## Given entries
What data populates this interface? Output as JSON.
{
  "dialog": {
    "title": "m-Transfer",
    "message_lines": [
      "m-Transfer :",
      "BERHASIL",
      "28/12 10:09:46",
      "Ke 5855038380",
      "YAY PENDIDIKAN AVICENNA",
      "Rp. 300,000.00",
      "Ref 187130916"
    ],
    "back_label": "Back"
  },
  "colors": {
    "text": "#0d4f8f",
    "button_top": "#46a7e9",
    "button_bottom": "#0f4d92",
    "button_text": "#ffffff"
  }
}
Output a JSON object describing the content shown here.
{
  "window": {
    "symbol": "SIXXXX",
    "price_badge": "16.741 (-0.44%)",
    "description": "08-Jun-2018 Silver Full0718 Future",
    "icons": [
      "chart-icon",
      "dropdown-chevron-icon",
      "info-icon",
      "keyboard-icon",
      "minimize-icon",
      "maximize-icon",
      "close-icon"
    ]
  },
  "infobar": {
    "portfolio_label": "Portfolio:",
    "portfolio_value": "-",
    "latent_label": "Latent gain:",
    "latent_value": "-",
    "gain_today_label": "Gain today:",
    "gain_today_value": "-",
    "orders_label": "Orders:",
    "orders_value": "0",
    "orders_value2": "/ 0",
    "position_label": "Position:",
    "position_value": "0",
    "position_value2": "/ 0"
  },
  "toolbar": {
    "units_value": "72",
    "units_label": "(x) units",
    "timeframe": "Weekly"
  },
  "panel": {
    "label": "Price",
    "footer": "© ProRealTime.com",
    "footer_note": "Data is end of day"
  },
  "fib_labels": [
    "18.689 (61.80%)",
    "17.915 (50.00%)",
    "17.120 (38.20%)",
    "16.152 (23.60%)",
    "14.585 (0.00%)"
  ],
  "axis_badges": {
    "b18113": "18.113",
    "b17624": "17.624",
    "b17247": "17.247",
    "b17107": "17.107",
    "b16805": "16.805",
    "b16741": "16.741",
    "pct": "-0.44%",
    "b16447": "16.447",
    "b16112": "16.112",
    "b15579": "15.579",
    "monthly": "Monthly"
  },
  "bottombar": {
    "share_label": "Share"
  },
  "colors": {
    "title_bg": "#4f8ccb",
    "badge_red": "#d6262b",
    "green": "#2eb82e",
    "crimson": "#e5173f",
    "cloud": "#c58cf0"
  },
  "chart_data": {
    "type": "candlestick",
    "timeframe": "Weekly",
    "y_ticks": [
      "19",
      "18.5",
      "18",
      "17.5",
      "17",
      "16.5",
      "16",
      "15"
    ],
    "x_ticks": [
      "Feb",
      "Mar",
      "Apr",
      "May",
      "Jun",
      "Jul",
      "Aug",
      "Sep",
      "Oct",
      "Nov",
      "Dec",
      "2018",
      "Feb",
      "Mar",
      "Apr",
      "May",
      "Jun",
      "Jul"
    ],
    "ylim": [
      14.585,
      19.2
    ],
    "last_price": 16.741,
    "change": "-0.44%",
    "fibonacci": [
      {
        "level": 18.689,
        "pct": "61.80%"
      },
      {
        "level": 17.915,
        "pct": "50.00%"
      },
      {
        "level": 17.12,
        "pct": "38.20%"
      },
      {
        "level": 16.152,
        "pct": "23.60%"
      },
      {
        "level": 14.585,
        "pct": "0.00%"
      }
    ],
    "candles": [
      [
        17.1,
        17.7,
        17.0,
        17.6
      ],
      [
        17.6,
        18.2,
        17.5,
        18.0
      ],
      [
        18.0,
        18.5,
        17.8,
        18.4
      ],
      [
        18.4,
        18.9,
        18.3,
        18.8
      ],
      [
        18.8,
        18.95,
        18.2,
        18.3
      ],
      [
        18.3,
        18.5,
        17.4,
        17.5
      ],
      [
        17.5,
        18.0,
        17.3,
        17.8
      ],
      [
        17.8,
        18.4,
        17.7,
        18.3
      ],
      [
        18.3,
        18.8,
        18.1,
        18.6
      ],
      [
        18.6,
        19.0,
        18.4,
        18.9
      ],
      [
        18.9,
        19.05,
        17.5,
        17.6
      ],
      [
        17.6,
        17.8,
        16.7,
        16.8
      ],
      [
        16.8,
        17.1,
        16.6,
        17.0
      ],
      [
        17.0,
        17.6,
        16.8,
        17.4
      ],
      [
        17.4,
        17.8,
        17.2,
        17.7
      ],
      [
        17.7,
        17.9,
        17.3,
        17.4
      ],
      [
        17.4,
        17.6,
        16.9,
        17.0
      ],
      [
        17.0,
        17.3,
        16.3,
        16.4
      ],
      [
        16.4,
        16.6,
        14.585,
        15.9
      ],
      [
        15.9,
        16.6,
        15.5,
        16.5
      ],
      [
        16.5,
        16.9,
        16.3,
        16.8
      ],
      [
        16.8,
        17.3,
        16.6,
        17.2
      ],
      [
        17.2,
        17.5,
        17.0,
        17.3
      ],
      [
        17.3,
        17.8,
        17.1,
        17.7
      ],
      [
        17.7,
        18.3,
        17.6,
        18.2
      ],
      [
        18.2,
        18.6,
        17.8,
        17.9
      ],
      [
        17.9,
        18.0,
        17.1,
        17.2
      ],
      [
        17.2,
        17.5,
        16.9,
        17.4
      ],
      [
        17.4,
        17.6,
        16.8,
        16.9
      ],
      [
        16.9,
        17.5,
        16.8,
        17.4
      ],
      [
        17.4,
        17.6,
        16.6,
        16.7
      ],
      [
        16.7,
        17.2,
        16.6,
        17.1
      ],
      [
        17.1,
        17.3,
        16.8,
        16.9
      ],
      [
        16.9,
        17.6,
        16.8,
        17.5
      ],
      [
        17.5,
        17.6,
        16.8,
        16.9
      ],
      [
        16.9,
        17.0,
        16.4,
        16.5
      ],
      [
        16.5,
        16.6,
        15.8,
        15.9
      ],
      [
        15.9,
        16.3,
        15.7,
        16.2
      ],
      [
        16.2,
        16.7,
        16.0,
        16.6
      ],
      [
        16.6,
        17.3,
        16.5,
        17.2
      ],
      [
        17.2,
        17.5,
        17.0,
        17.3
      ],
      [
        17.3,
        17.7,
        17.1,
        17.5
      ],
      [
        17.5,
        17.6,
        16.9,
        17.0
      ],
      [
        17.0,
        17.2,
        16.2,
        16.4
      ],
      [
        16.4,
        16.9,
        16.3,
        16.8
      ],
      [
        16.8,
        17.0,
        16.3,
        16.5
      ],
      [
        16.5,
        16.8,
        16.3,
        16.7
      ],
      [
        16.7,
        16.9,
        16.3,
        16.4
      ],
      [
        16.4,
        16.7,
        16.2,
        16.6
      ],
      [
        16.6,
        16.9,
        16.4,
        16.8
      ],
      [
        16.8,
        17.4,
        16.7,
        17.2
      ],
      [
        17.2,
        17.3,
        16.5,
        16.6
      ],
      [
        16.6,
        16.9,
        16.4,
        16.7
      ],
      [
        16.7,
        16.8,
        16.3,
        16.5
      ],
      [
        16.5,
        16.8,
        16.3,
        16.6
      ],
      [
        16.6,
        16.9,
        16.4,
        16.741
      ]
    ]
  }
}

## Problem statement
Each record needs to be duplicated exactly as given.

## Reply
What data populates this interface? Output as JSON.
{
  "dialog": {
    "title": "m-Transfer",
    "message_lines": [
      "m-Transfer :",
      "BERHASIL",
      "28/12 10:09:46",
      "Ke 5855038380",
      "YAY PENDIDIKAN AVICENNA",
      "Rp. 300,000.00",
      "Ref 187130916"
    ],
    "back_label": "Back"
  },
  "colors": {
    "text": "#0d4f8f",
    "button_top": "#46a7e9",
    "button_bottom": "#0f4d92",
    "button_text": "#ffffff"
  }
}
Output a JSON object describing the content shown here.
{
  "window": {
    "symbol": "SIXXXX",
    "price_badge": "16.741 (-0.44%)",
    "description": "08-Jun-2018 Silver Full0718 Future",
    "icons": [
      "chart-icon",
      "dropdown-chevron-icon",
      "info-icon",
      "keyboard-icon",
      "minimize-icon",
      "maximize-icon",
      "close-icon"
    ]
  },
  "infobar": {
    "portfolio_label": "Portfolio:",
    "portfolio_value": "-",
    "latent_label": "Latent gain:",
    "latent_value": "-",
    "gain_today_label": "Gain today:",
    "gain_today_value": "-",
    "orders_label": "Orders:",
    "orders_value": "0",
    "orders_value2": "/ 0",
    "position_label": "Position:",
    "position_value": "0",
    "position_value2": "/ 0"
  },
  "toolbar": {
    "units_value": "72",
    "units_label": "(x) units",
    "timeframe": "Weekly"
  },
  "panel": {
    "label": "Price",
    "footer": "© ProRealTime.com",
    "footer_note": "Data is end of day"
  },
  "fib_labels": [
    "18.689 (61.80%)",
    "17.915 (50.00%)",
    "17.120 (38.20%)",
    "16.152 (23.60%)",
    "14.585 (0.00%)"
  ],
  "axis_badges": {
    "b18113": "18.113",
    "b17624": "17.624",
    "b17247": "17.247",
    "b17107": "17.107",
    "b16805": "16.805",
    "b16741": "16.741",
    "pct": "-0.44%",
    "b16447": "16.447",
    "b16112": "16.112",
    "b15579": "15.579",
    "monthly": "Monthly"
  },
  "bottombar": {
    "share_label": "Share"
  },
  "colors": {
    "title_bg": "#4f8ccb",
    "badge_red": "#d6262b",
    "green": "#2eb82e",
    "crimson": "#e5173f",
    "cloud": "#c58cf0"
  },
  "chart_data": {
    "type": "candlestick",
    "timeframe": "Weekly",
    "y_ticks": [
      "19",
      "18.5",
      "18",
      "17.5",
      "17",
      "16.5",
      "16",
      "15"
    ],
    "x_ticks": [
      "Feb",
      "Mar",
      "Apr",
      "May",
      "Jun",
      "Jul",
      "Aug",
      "Sep",
      "Oct",
      "Nov",
      "Dec",
      "2018",
      "Feb",
      "Mar",
      "Apr",
      "May",
      "Jun",
      "Jul"
    ],
    "ylim": [
      14.585,
      19.2
    ],
    "last_price": 16.741,
    "change": "-0.44%",
    "fibonacci": [
      {
        "level": 18.689,
        "pct": "61.80%"
      },
      {
        "level": 17.915,
        "pct": "50.00%"
      },
      {
        "level": 17.12,
        "pct": "38.20%"
      },
      {
        "level": 16.152,
        "pct": "23.60%"
      },
      {
        "level": 14.585,
        "pct": "0.00%"
      }
    ],
    "candles": [
      [
        17.1,
        17.7,
        17.0,
        17.6
      ],
      [
        17.6,
        18.2,
        17.5,
        18.0
      ],
      [
        18.0,
        18.5,
        17.8,
        18.4
      ],
      [
        18.4,
        18.9,
        18.3,
        18.8
      ],
      [
        18.8,
        18.95,
        18.2,
        18.3
      ],
      [
        18.3,
        18.5,
        17.4,
        17.5
      ],
      [
        17.5,
        18.0,
        17.3,
        17.8
      ],
      [
        17.8,
        18.4,
        17.7,
        18.3
      ],
      [
        18.3,
        18.8,
        18.1,
        18.6
      ],
      [
        18.6,
        19.0,
        18.4,
        18.9
      ],
      [
        18.9,
        19.05,
        17.5,
        17.6
      ],
      [
        17.6,
        17.8,
        16.7,
        16.8
      ],
      [
        16.8,
        17.1,
        16.6,
        17.0
      ],
      [
        17.0,
        17.6,
        16.8,
        17.4
      ],
      [
        17.4,
        17.8,
        17.2,
        17.7
      ],
      [
        17.7,
        17.9,
        17.3,
        17.4
      ],
      [
        17.4,
        17.6,
        16.9,
        17.0
      ],
      [
        17.0,
        17.3,
        16.3,
        16.4
      ],
      [
        16.4,
        16.6,
        14.585,
        15.9
      ],
      [
        15.9,
        16.6,
        15.5,
        16.5
      ],
      [
        16.5,
        16.9,
        16.3,
        16.8
      ],
      [
        16.8,
        17.3,
        16.6,
        17.2
      ],
      [
        17.2,
        17.5,
        17.0,
        17.3
      ],
      [
        17.3,
        17.8,
        17.1,
        17.7
      ],
      [
        17.7,
        18.3,
        17.6,
        18.2
      ],
      [
        18.2,
        18.6,
        17.8,
        17.9
      ],
      [
        17.9,
        18.0,
        17.1,
        17.2
      ],
      [
        17.2,
        17.5,
        16.9,
        17.4
      ],
      [
        17.4,
        17.6,
        16.8,
        16.9
      ],
      [
        16.9,
        17.5,
        16.8,
        17.4
      ],
      [
        17.4,
        17.6,
        16.6,
        16.7
      ],
      [
        16.7,
        17.2,
        16.6,
        17.1
      ],
      [
        17.1,
        17.3,
        16.8,
        16.9
      ],
      [
        16.9,
        17.6,
        16.8,
        17.5
      ],
      [
        17.5,
        17.6,
        16.8,
        16.9
      ],
      [
        16.9,
        17.0,
        16.4,
        16.5
      ],
      [
        16.5,
        16.6,
        15.8,
        15.9
      ],
      [
        15.9,
        16.3,
        15.7,
        16.2
      ],
      [
        16.2,
        16.7,
        16.0,
        16.6
      ],
      [
        16.6,
        17.3,
        16.5,
        17.2
      ],
      [
        17.2,
        17.5,
        17.0,
        17.3
      ],
      [
        17.3,
        17.7,
        17.1,
        17.5
      ],
      [
        17.5,
        17.6,
        16.9,
        17.0
      ],
      [
        17.0,
        17.2,
        16.2,
        16.4
      ],
      [
        16.4,
        16.9,
        16.3,
        16.8
      ],
      [
        16.8,
        17.0,
        16.3,
        16.5
      ],
      [
        16.5,
        16.8,
        16.3,
        16.7
      ],
      [
        16.7,
        16.9,
        16.3,
        16.4
      ],
      [
        16.4,
        16.7,
        16.2,
        16.6
      ],
      [
        16.6,
        16.9,
        16.4,
        16.8
      ],
      [
        16.8,
        17.4,
        16.7,
        17.2
      ],
      [
        17.2,
        17.3,
        16.5,
        16.6
      ],
      [
        16.6,
        16.9,
        16.4,
        16.7
      ],
      [
        16.7,
        16.8,
        16.3,
        16.5
      ],
      [
        16.5,
        16.8,
        16.3,
        16.6
      ],
      [
        16.6,
        16.9,
        16.4,
        16.741
      ]
    ]
  }
}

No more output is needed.